Every time I pull into my favourite gas station and spend $10 dollars at the self -serve pump I can’t help but think – ‘There must be a better way?’ My $10 barley moves the gas gage needle and the next day it’s another $10 and the following day the same.
Well I could get a bike…but that’s too dangerous (just ask the Minister of Education). In old days gone by locals used to ride a donkey to George Town. I could try that; however the poor beast would be minced meat with the lunatic drivers we have on our roads. So what’s the alternative?
How about coconut oil?
Now for you folks who think I’ve gone completely mad – think again. In the South Pacific, on the island of Vanuatu, entrepreneur, mechanic and car rental owner Tony Dean is giving the Arabs the old ‘up-yours’ by modifying his vehicles to run on coconut oil.
According to Mr. Deamer coconut oil burns slower, it does not make black smoke, it is an environmentally friendly fuel and best of all it costs less to fill up your tank (at least in the South Pacific).
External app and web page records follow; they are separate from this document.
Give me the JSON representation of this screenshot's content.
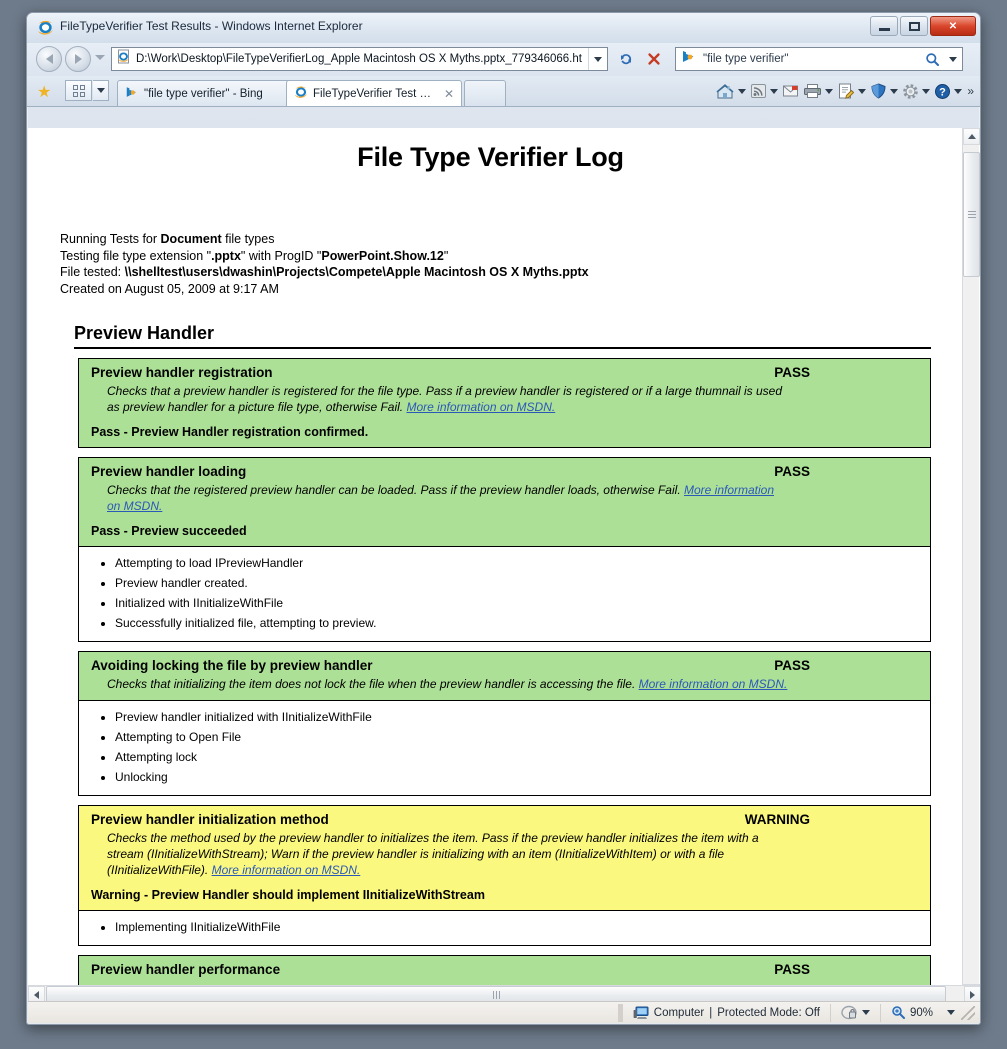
{
  "window": {
    "title": "FileTypeVerifier Test Results - Windows Internet Explorer",
    "icon": "internet-explorer-icon",
    "minimize_label": "Minimize",
    "maximize_label": "Maximize",
    "close_label": "✕"
  },
  "nav": {
    "back_label": "Back",
    "forward_label": "Forward",
    "recent_pages_label": "Recent Pages",
    "address": {
      "value": "D:\\Work\\Desktop\\FileTypeVerifierLog_Apple Macintosh OS X Myths.pptx_779346066.ht",
      "icon": "page-icon"
    },
    "refresh_label": "↻",
    "stop_label": "✕",
    "search": {
      "value": "\"file type verifier\"",
      "placeholder": "Search",
      "provider_icon": "bing-icon",
      "go_label": "Search",
      "dropdown_label": "Search options"
    }
  },
  "tabs": {
    "favorites_label": "★",
    "quick_tabs_label": "Quick Tabs",
    "tab_list_label": "Tab List",
    "items": [
      {
        "label": "\"file type verifier\" - Bing",
        "icon": "bing-icon",
        "active": false,
        "close": "✕"
      },
      {
        "label": "FileTypeVerifier Test Re...",
        "icon": "internet-explorer-icon",
        "active": true,
        "close": "✕"
      }
    ],
    "new_tab_label": ""
  },
  "command_bar": {
    "items": [
      {
        "name": "home-icon",
        "label": "Home"
      },
      {
        "name": "rss-feed-icon",
        "label": "Feeds"
      },
      {
        "name": "mail-icon",
        "label": "Read Mail"
      },
      {
        "name": "print-icon",
        "label": "Print"
      },
      {
        "name": "page-icon",
        "label": "Page"
      },
      {
        "name": "safety-shield-icon",
        "label": "Safety"
      },
      {
        "name": "tools-gear-icon",
        "label": "Tools"
      },
      {
        "name": "help-icon",
        "label": "Help"
      }
    ],
    "overflow_label": "»"
  },
  "document": {
    "title": "File Type Verifier Log",
    "meta": {
      "line1_pre": "Running Tests for ",
      "line1_bold": "Document",
      "line1_post": " file types",
      "line2_pre": "Testing file type extension \"",
      "line2_bold1": ".pptx",
      "line2_mid": "\" with ProgID \"",
      "line2_bold2": "PowerPoint.Show.12",
      "line2_post": "\"",
      "line3_pre": "File tested: ",
      "line3_bold": "\\\\shelltest\\users\\dwashin\\Projects\\Compete\\Apple Macintosh OS X Myths.pptx",
      "line4": "Created on August 05, 2009 at 9:17 AM"
    },
    "section_heading": "Preview Handler",
    "link_text": "More information on MSDN.",
    "cards": [
      {
        "name": "Preview handler registration",
        "status": "PASS",
        "state": "pass",
        "desc_before": "Checks that a preview handler is registered for the file type. Pass if a preview handler is registered or if a large thumnail is used as preview handler for a picture file type, otherwise Fail. ",
        "link": "More information on MSDN.",
        "result": "Pass - Preview Handler registration confirmed.",
        "log": []
      },
      {
        "name": "Preview handler loading",
        "status": "PASS",
        "state": "pass",
        "desc_before": "Checks that the registered preview handler can be loaded. Pass if the preview handler loads, otherwise Fail. ",
        "link": "More information on MSDN.",
        "result": "Pass - Preview succeeded",
        "log": [
          "Attempting to load IPreviewHandler",
          "Preview handler created.",
          "Initialized with IInitializeWithFile",
          "Successfully initialized file, attempting to preview."
        ]
      },
      {
        "name": "Avoiding locking the file by preview handler",
        "status": "PASS",
        "state": "pass",
        "desc_before": "Checks that initializing the item does not lock the file when the preview handler is accessing the file. ",
        "link": "More information on MSDN.",
        "result": "",
        "log": [
          "Preview handler initialized with IInitializeWithFile",
          "Attempting to Open File",
          "Attempting lock",
          "Unlocking"
        ]
      },
      {
        "name": "Preview handler initialization method",
        "status": "WARNING",
        "state": "warn",
        "desc_before": "Checks the method used by the preview handler to initializes the item. Pass if the preview handler initializes the item with a stream (IInitializeWithStream); Warn if the preview handler is initializing with an item (IInitializeWithItem) or with a file (IInitializeWithFile). ",
        "link": "More information on MSDN.",
        "result": "Warning - Preview Handler should implement IInitializeWithStream",
        "log": [
          "Implementing IInitializeWithFile"
        ]
      },
      {
        "name": "Preview handler performance",
        "status": "PASS",
        "state": "pass",
        "desc_before": "",
        "link": "",
        "result": "",
        "log": []
      }
    ]
  },
  "status_bar": {
    "left_text": "",
    "zone": "Computer",
    "separator": "|",
    "protected_mode": "Protected Mode: Off",
    "zone_icon": "computer-icon",
    "privacy_icon": "privacy-lock-icon",
    "zoom_icon": "zoom-magnifier-icon",
    "zoom_level": "90%"
  },
  "colors": {
    "pass_green": "#ace096",
    "warning_yellow": "#faf87f",
    "link_blue": "#2b59b8",
    "close_red": "#d8452a"
  }
}
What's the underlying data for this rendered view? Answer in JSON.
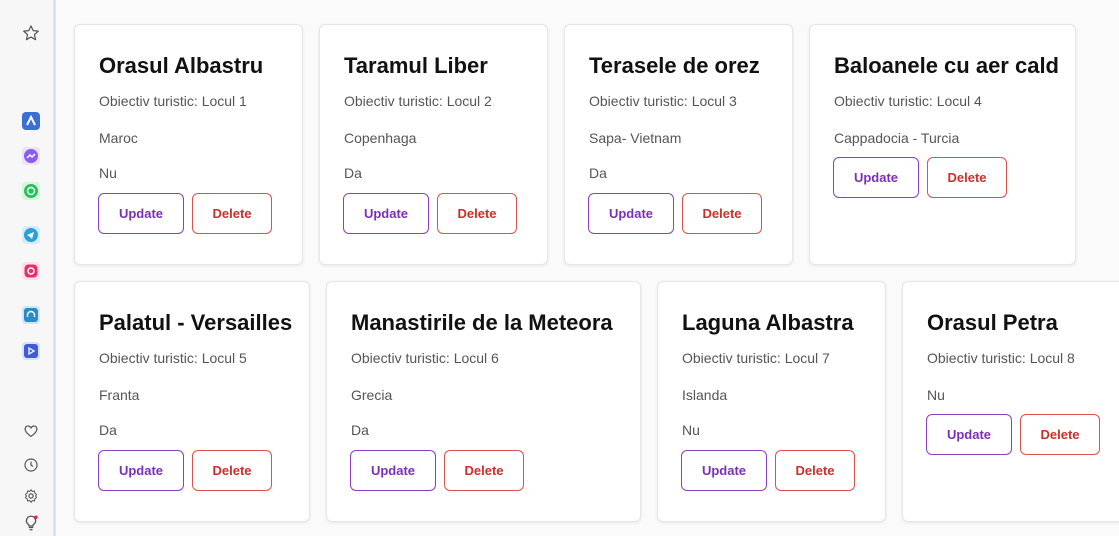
{
  "buttons": {
    "update": "Update",
    "delete": "Delete"
  },
  "colors": {
    "update_border": "#8a3fc7",
    "delete_border": "#d9534f",
    "sidebar_accent": "#dbe3f0"
  },
  "sidebar": {
    "top_icon": "star-icon",
    "apps": [
      "arc-icon",
      "messenger-icon",
      "whatsapp-icon",
      "telegram-icon",
      "instagram-icon",
      "headphones-icon",
      "player-icon"
    ],
    "bottom_icons": [
      "heart-icon",
      "clock-icon",
      "settings-icon",
      "bulb-icon"
    ]
  },
  "cards": [
    {
      "title": "Orasul Albastru",
      "subtitle": "Obiectiv turistic: Locul 1",
      "location": "Maroc",
      "answer": "Nu"
    },
    {
      "title": "Taramul Liber",
      "subtitle": "Obiectiv turistic: Locul 2",
      "location": "Copenhaga",
      "answer": "Da"
    },
    {
      "title": "Terasele de orez",
      "subtitle": "Obiectiv turistic: Locul 3",
      "location": "Sapa- Vietnam",
      "answer": "Da"
    },
    {
      "title": "Baloanele cu aer cald",
      "subtitle": "Obiectiv turistic: Locul 4",
      "location": "Cappadocia - Turcia",
      "answer": ""
    },
    {
      "title": "Palatul - Versailles",
      "subtitle": "Obiectiv turistic: Locul 5",
      "location": "Franta",
      "answer": "Da"
    },
    {
      "title": "Manastirile de la Meteora",
      "subtitle": "Obiectiv turistic: Locul 6",
      "location": "Grecia",
      "answer": "Da"
    },
    {
      "title": "Laguna Albastra",
      "subtitle": "Obiectiv turistic: Locul 7",
      "location": "Islanda",
      "answer": "Nu"
    },
    {
      "title": "Orasul Petra",
      "subtitle": "Obiectiv turistic: Locul 8",
      "location": "Nu",
      "answer": ""
    }
  ]
}
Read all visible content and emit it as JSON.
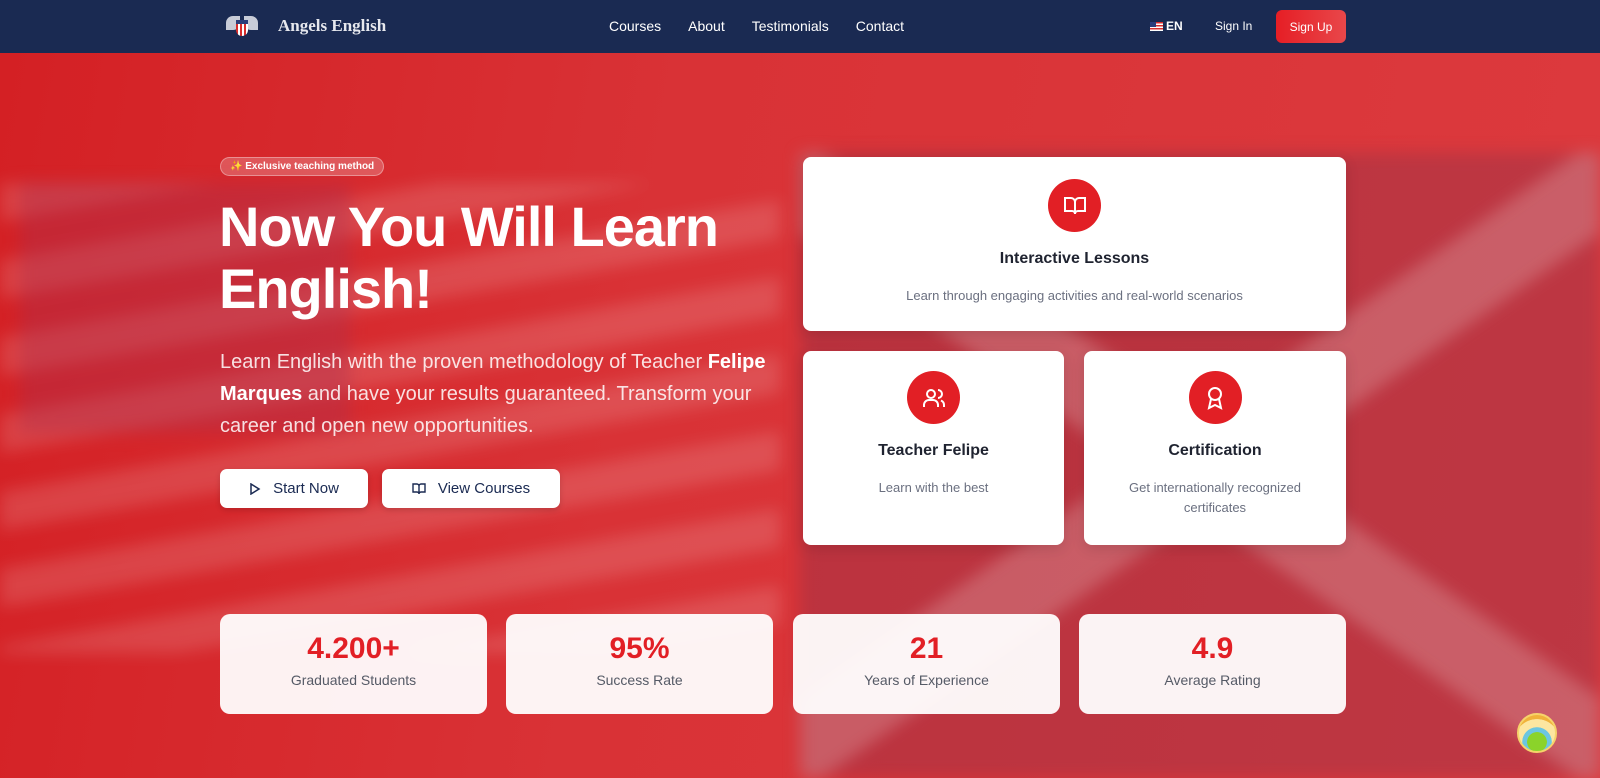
{
  "nav": {
    "brand": "Angels English",
    "links": [
      "Courses",
      "About",
      "Testimonials",
      "Contact"
    ],
    "lang": "EN",
    "sign_in": "Sign In",
    "sign_up": "Sign Up"
  },
  "hero": {
    "badge": "✨ Exclusive teaching method",
    "title": "Now You Will Learn English!",
    "sub_1": "Learn English with the proven methodology of Teacher ",
    "sub_name": "Felipe Marques",
    "sub_2": " and have your results guaranteed. Transform your career and open new opportunities.",
    "start": "Start Now",
    "view": "View Courses"
  },
  "features": [
    {
      "title": "Interactive Lessons",
      "desc": "Learn through engaging activities and real-world scenarios",
      "icon": "book-open-icon"
    },
    {
      "title": "Teacher Felipe",
      "desc": "Learn with the best",
      "icon": "users-icon"
    },
    {
      "title": "Certification",
      "desc": "Get internationally recognized certificates",
      "icon": "award-icon"
    }
  ],
  "stats": [
    {
      "value": "4.200+",
      "label": "Graduated Students"
    },
    {
      "value": "95%",
      "label": "Success Rate"
    },
    {
      "value": "21",
      "label": "Years of Experience"
    },
    {
      "value": "4.9",
      "label": "Average Rating"
    }
  ]
}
Like Cayman, in Vanuatu importing fuel is a heavy burden on the consumer and the economy and considering that island’s average per capita income is about US$1,200, it makes coconut fuel look that much more appealing.
The coconut tree offers endless usage in the South Seas. In the more rural areas the fronds are still used for making roofs, hats and mats.
The meat (copra) of the nut is used for making cooking and cosmetic oils, lotions and conditioners. The husk is used for burning to keep bugs away. The hard inner shell is used for making soup bowls, buttons and souvenirs.
The trunk is used for making stools, benches, boats, drums, and posts to support a thatched home. And for the average tourist a coconut tree is the symbol of the tropics. And now we add to its list of diverseness….. Automobile fuel.
Mr. Deamer has some dozen vehicles running on pure coconut fuel oil and as recently as June 2003 over 200 mini-buses were mixing coconut oil with diesel.
‘For every ton of diesel fuel that we can offset, we can put back some $200 into the local economy. And at those prices, people could earn a very good living cutting coconuts,’ said Deamer.
Mr. Sela Milisa, the Minister of Finance and Economic Management for Vanuatu, figures his country could save about US$5 million in fuel by going the coconut way, and for Vanuatu that’s a lot of money.
Of course an idea so simple would have problems. The coconut fuel is thicker – more viscous than other fuels and it usually contains more water and other impurities.
However this has not stopped Tony who has developed a small, cheap pre-heater that lowers the viscosity of the oil before it enters the engine and is working to develop a filtration system to remove water and other grime.
Vanuatu is northeast of Australia with a population of approximately 200,000 people. With some 80 islands it is not short of coconuts, in fact they harvest annually around 50,000 tons of nuts.
Would this concept work in Cayman?
I doubt it.
First of all we are too spoiled to pick coconuts and second, considering the destruction of trees by Ivan and over- development we might as well get used to the ever increasing cost of fill-ups, electricity and everything else.
For more info on coconut fuel -Google coconut fuel for cars.